In the end, the opposition to Catholics — and later Jews — proved to be transitory. Both fitted in eventually. So the ability of the immigrants to fit in is crucial.
Now with the new European constitution up for grabs and the issue of culture and immigration in the mix, the question is what kind of Europe do we want?
The Catholic Church, acting like the anti-papist Know Nothings of pre-Civil War America, have demanded that the Constitution refer to the Christian character of the continent.
This, together with the widespread opposition to Turkey’s inclusion in the EU club, is a manifestation of mainstream Europe’s concern about multiculturalism in general and, Muslim immigration, in particular.
However, if Muslims fit in like all previous immigrants before them and if the children of Muslim immigrants become just like the locals, surely this opposition will be transitory?
Now this is where things get tricky, because a recent paper published by respected economists in Germany and based on up-to-date evidence from the UK, suggests that Muslims are an exception.
The Institute for the Study of Labour in Bonn has recently suggested, in research entitled “Are Muslim Immigrants different in terms of Cultural Integration” (www.ideas.recpec.org), that indeed Muslims are exceptional.
This territory — as we all know — is a minefield, so it’s best to stay as close as possible to the data.
Using the UK Fourth National Survey of Ethnic Minorities, the German researchers arrive at definitive but explosive conclusions.
In a nutshell, Muslims integrate less and considerably more slowly than non-Muslims and a Muslim born in the UK and having spent more than 50 years there is likely to have a much stronger, separate identity than another non-Muslim immigrant who has just arrived.
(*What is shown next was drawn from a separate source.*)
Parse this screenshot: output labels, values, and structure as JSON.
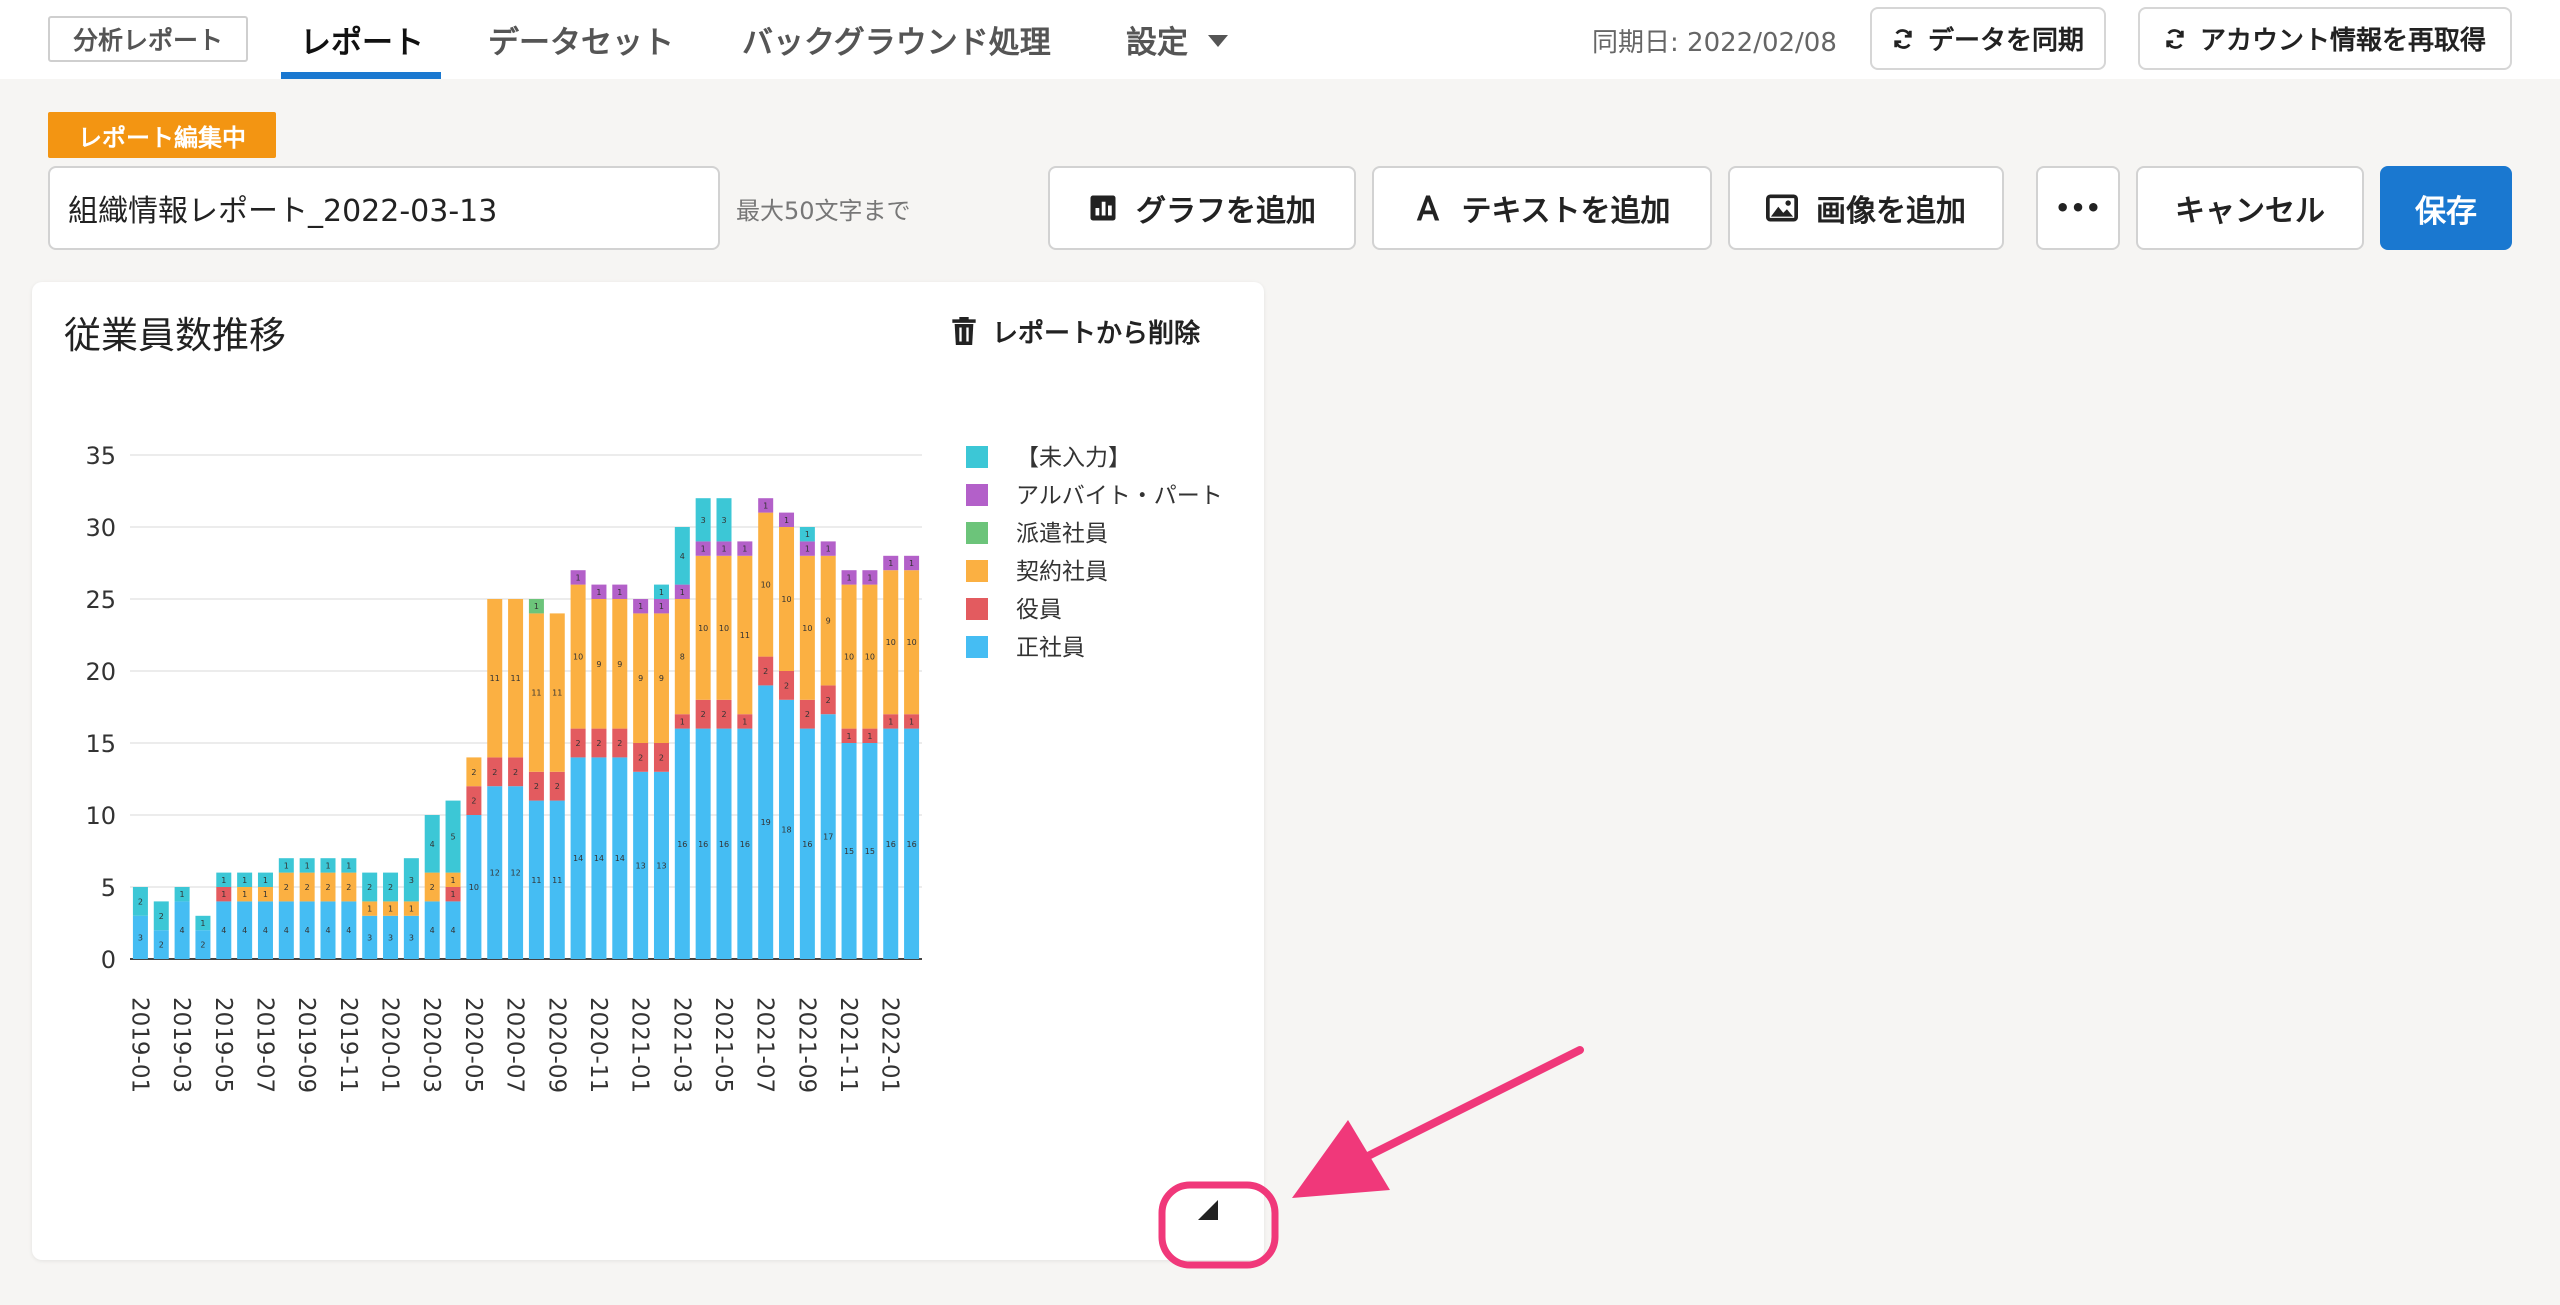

This includes Chinese, Caribbeans and non-Muslim Indians.
The first finding of the report, which is based on comprehensive survey data and interviews carried out across the water, found that “Muslims do not seem to assimilate with the time spent in the UK, or at least they seem to do so at a much slower rate than non-Muslims”. For example, 79pc of Muslims stated that religious identity was very important to them as opposed to 42pc of non-Muslims.
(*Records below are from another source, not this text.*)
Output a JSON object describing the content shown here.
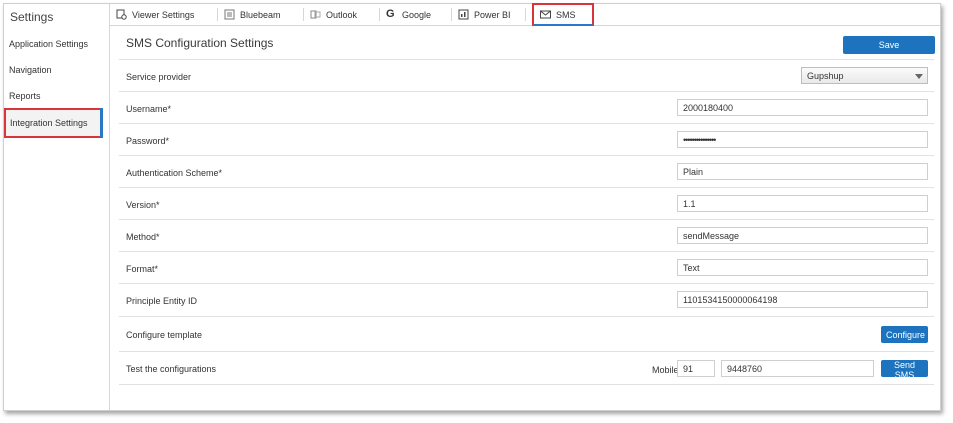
{
  "sidebar": {
    "title": "Settings",
    "items": [
      {
        "label": "Application Settings"
      },
      {
        "label": "Navigation"
      },
      {
        "label": "Reports"
      },
      {
        "label": "Integration Settings"
      }
    ]
  },
  "tabs": [
    {
      "label": "Viewer Settings",
      "icon": "viewer-settings-icon"
    },
    {
      "label": "Bluebeam",
      "icon": "bluebeam-icon"
    },
    {
      "label": "Outlook",
      "icon": "outlook-icon"
    },
    {
      "label": "Google",
      "icon": "google-icon"
    },
    {
      "label": "Power BI",
      "icon": "power-bi-icon"
    },
    {
      "label": "SMS",
      "icon": "envelope-icon"
    }
  ],
  "page": {
    "title": "SMS Configuration Settings",
    "save_label": "Save"
  },
  "form": {
    "service_provider": {
      "label": "Service provider",
      "value": "Gupshup"
    },
    "username": {
      "label": "Username*",
      "value": "2000180400"
    },
    "password": {
      "label": "Password*",
      "value": "•••••••••••••••"
    },
    "auth_scheme": {
      "label": "Authentication Scheme*",
      "value": "Plain"
    },
    "version": {
      "label": "Version*",
      "value": "1.1"
    },
    "method": {
      "label": "Method*",
      "value": "sendMessage"
    },
    "format": {
      "label": "Format*",
      "value": "Text"
    },
    "entity_id": {
      "label": "Principle Entity ID",
      "value": "1101534150000064198"
    },
    "template": {
      "label": "Configure template",
      "button": "Configure"
    },
    "test": {
      "label": "Test the configurations",
      "mobile_label": "Mobile",
      "country_code": "91",
      "mobile_number": "9448760",
      "button": "Send SMS"
    }
  },
  "colors": {
    "accent": "#1e73be",
    "highlight": "#d9343a"
  }
}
Seventy per cent of Muslims said that they “would mind very much” if one of the family married a white person as opposed to 37pc of non-Muslims.
The second finding blows a hole in one of the central economics arguments about financial progress and fitting in.
Most economists, social scientists and political commentators say that integration is a matter of opportunity.
But this finding reveals that for British Muslims, “education does not seem to have any effect on the attenuation of their identity; and job qualification as well as living in neighbourhoods with low unemployment rate, seem to accentuate rather than moderate the identity formation of Muslims”.
Bizarrely, therefore, the richer the area, the more “Muslim” the Muslim resident becomes.
The third observation, which is particularly interesting as it goes against the presumed wisdom, is that “for Muslims more than for non-Muslims, there is no evidence that segregated neighbourhoods breed intense religious and cultural identities”. This is relevant because it is normal to hear politicians warn (whether they mean this or not) against “creating ghettos”. This report suggests that ghettos don’t matter in terms of the dilution or concentration Muslim integration.
Finally, and not surprisingly, “discrimination, which turns out to be more frequent in less segregated neighbourhoods, generates intense identity in all immigrants but this feeling is more acute for Muslims”.
This casts further doubts on the “no ghettos” idea as it suggests that mixed estates heighten discrimination.
The evidence from the UK is pretty definitive. We have no such data on Irish Muslims and maybe they have different attitudes.
However, as the debate on immigration and Europe warms up, this type of economic research, no matter how unpalatable to some, can only be helpful. The more information we have, the less likely we are to mess up.